“A rose is a rose is a rose”. In the famous verse by Gertrude Stein, an inescapable truth: everything ends in itself; even words when we are not able to use them to persuade, to be understood or to enchant others. This is not the case with Daniele Celona. Coming from Turin but with Sardinian and Sicilian origins, he is a refined poet and multi-instrumentalist, an independent diamond in the Italian landscape of indie songwriters, which often lives of past legacies; he is able to be a marvellous presence in the here and now. The total absence of platitudes in his songs makes them able to attack the establishment and orchestrate complex and breath taking plots; giving voice to different characters in only one track. With a cinematographic taste, he unveils incredible masterpieces using different points of view and attention to detail.

Much has already been written about his fist two, multi award winning albums: 'Fiori e Demoni' and 'Amantide Atlantide'. However, the evening at Barlumi Libri in Savigliano (Cuneo, Italy), was about analysing them in an unprecedented way. By combining a live set with a discussion about the literary quality of his lyrics, we were able to discover something more about the creative processes that leads to their writing. The evening of 14th October engaged the singer in conversation, during which it was possible to listen to some of his songs and to talk in more detail about different aspects of his works.

Celona explained that he comes from classical music studies background and that he started feeling the need to ‘speak his mind’ during his secondary school years. His music career, after a long period of silence, started again thanks to his collaboration with the band Nàdar Solo. By observing them behind the scenes, he developed a strong nostalgia for the stage and a new awareness about the potential of his voice. A potential he was able to find again thanks to a self-taught research, which remarkably distanced himself from the current vocal standards, which seem to aim only at homologated tones.

The sequence of songs taken from his works, also allowed us to discuss about such peculiar tracks as: ‘Ninna Nanna’, where the hastened prosody and the use of the spoken word style (somewhere in between music and words) converge towards an extraordinarily evocative result and become the pillars of his work. ‘Ninna Nanna’ was inspired by a compelling historical moment for the island of Sardinia menaced by the nuclear referendum in 2011, and it is to be considered the forerunner of the song-theatre we often find in his discography. Another song called ‘Sud Ovest’ is also symbolic of his close relationship with the island (link below). He chose the track to promote the release of his second album in 2014 with a video presented at the Milan Film Festival, where Celona plays the part of a survivor, moving in a future made of abandoned mines, burnt camps and ruins, directed by Mauro Talamonti.

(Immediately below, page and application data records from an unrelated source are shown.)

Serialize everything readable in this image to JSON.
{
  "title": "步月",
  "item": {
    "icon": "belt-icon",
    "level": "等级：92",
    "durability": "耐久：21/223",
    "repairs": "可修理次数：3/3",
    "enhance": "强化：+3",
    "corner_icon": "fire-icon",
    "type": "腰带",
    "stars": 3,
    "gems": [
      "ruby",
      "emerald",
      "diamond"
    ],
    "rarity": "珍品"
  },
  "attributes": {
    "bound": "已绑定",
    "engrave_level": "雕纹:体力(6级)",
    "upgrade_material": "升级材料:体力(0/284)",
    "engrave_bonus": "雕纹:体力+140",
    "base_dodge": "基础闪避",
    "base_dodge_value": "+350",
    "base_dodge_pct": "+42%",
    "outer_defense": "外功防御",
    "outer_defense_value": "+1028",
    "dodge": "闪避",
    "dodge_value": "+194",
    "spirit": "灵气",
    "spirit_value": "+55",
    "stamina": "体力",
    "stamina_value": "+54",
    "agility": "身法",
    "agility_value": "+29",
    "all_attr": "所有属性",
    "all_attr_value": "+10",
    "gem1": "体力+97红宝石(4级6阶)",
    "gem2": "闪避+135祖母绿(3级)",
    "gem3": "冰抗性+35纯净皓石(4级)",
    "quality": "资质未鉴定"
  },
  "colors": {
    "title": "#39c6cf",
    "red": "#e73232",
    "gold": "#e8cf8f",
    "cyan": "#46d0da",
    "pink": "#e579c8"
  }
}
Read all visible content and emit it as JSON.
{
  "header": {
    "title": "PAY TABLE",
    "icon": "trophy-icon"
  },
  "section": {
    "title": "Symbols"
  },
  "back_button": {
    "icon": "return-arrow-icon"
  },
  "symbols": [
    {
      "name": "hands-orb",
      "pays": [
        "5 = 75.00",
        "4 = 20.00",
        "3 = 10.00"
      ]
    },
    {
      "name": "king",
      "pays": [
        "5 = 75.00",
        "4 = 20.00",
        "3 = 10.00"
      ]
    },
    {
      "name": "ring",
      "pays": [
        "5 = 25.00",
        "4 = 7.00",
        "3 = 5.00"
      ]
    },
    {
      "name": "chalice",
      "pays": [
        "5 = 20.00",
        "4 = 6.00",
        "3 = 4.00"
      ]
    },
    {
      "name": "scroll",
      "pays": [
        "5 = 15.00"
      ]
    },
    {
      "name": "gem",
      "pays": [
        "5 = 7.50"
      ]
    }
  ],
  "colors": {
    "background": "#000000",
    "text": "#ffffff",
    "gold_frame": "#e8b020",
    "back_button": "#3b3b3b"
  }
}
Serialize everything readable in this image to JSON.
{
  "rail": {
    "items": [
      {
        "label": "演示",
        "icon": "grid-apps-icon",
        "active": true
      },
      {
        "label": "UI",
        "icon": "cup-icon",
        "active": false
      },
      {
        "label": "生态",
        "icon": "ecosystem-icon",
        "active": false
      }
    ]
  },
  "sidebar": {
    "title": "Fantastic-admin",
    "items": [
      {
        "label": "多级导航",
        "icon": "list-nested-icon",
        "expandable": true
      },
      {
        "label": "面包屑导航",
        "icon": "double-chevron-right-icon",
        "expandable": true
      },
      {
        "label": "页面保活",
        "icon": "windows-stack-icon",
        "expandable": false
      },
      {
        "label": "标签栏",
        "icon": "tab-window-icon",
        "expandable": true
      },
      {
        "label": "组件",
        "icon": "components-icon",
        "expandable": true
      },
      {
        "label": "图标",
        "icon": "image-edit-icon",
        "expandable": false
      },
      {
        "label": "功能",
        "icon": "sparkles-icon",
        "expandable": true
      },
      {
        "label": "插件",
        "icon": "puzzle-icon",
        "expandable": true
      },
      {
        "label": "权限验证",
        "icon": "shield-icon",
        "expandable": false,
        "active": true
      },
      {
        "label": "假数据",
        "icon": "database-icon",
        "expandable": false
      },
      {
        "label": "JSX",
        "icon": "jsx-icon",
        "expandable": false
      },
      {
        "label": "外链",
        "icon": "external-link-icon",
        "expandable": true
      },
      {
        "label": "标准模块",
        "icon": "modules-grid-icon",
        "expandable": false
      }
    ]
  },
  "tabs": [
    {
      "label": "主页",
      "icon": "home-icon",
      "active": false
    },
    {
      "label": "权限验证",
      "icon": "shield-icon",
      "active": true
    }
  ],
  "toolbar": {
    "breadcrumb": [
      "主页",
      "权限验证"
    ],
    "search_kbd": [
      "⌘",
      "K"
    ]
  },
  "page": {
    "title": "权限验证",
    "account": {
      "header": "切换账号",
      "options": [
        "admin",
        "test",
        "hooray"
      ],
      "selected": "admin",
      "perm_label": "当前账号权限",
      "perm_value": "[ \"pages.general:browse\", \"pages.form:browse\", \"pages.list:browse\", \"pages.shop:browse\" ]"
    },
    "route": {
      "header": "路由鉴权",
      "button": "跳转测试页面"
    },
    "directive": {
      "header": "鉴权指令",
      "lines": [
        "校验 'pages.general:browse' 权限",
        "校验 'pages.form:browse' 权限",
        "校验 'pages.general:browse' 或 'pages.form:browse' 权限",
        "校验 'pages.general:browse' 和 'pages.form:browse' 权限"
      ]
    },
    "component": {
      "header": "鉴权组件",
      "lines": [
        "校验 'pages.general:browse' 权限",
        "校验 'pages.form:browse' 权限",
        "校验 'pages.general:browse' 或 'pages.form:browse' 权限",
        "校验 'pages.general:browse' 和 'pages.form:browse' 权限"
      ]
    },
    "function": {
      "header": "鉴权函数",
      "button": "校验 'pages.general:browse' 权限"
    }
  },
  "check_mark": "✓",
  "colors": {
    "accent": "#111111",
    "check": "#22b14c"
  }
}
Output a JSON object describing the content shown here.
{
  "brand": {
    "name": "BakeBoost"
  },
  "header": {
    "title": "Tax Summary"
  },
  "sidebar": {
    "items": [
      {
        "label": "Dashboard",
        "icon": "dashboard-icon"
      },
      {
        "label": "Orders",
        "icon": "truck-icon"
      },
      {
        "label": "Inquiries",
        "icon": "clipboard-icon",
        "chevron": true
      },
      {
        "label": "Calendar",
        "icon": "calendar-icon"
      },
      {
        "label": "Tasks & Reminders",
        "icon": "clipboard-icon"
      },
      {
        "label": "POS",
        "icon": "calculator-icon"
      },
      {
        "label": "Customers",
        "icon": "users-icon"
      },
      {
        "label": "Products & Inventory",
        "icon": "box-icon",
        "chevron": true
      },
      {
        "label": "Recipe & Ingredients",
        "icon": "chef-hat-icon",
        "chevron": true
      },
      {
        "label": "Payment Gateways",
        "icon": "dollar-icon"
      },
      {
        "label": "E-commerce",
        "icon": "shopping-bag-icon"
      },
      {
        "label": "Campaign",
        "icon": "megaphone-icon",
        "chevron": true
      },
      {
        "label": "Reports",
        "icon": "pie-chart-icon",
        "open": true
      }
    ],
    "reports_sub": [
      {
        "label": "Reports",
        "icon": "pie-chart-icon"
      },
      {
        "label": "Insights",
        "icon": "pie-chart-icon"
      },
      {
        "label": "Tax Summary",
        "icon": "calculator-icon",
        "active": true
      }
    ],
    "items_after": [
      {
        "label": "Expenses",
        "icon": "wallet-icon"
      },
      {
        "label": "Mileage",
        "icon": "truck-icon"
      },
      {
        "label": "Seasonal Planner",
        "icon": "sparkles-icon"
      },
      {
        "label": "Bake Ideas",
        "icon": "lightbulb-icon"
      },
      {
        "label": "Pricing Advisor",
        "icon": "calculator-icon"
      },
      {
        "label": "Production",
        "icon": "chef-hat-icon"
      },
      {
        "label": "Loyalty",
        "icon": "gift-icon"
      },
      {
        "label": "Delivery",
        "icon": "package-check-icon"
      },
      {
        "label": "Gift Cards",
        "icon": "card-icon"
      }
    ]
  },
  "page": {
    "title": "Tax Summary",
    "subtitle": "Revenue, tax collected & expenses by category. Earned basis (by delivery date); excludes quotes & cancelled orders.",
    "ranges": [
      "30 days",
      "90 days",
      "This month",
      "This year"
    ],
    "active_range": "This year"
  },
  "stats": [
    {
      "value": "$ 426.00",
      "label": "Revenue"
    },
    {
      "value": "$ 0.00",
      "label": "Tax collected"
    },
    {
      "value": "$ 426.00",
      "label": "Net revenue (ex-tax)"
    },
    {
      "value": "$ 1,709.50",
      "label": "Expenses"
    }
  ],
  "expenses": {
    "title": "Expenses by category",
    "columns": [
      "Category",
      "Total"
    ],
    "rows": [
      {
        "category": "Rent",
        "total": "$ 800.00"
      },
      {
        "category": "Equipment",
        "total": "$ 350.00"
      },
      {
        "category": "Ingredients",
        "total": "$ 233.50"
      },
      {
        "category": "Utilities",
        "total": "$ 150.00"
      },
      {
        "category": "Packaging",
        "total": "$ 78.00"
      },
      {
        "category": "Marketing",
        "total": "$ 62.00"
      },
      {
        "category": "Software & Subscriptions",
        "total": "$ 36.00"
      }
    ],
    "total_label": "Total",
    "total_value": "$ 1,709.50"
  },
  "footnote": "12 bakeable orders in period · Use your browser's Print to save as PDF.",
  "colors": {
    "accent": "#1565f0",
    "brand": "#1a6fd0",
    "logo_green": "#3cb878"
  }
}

During his recent and unusual tour, Celona presented a new song called ‘Maelstrom’, where he played guitar and piano, and was accompanied by Marco Di Brino on base and saxophone. This new piece is a wonderful business card for his new album, which according to him, will be a transitional work where dreamlike and fantasy atmospheres will be the excuse to examine those controversial dynamics of interpersonal relationships that are very dear to his heart.

The evening ended with a real gem for the audience. Celona read a chapter from a book he has been writing for some time, called: ‘Camice giallo’, which – we hope – he will be able to publish in the near future. However, the first event to put on the calendar is next spring, as his third album will be released.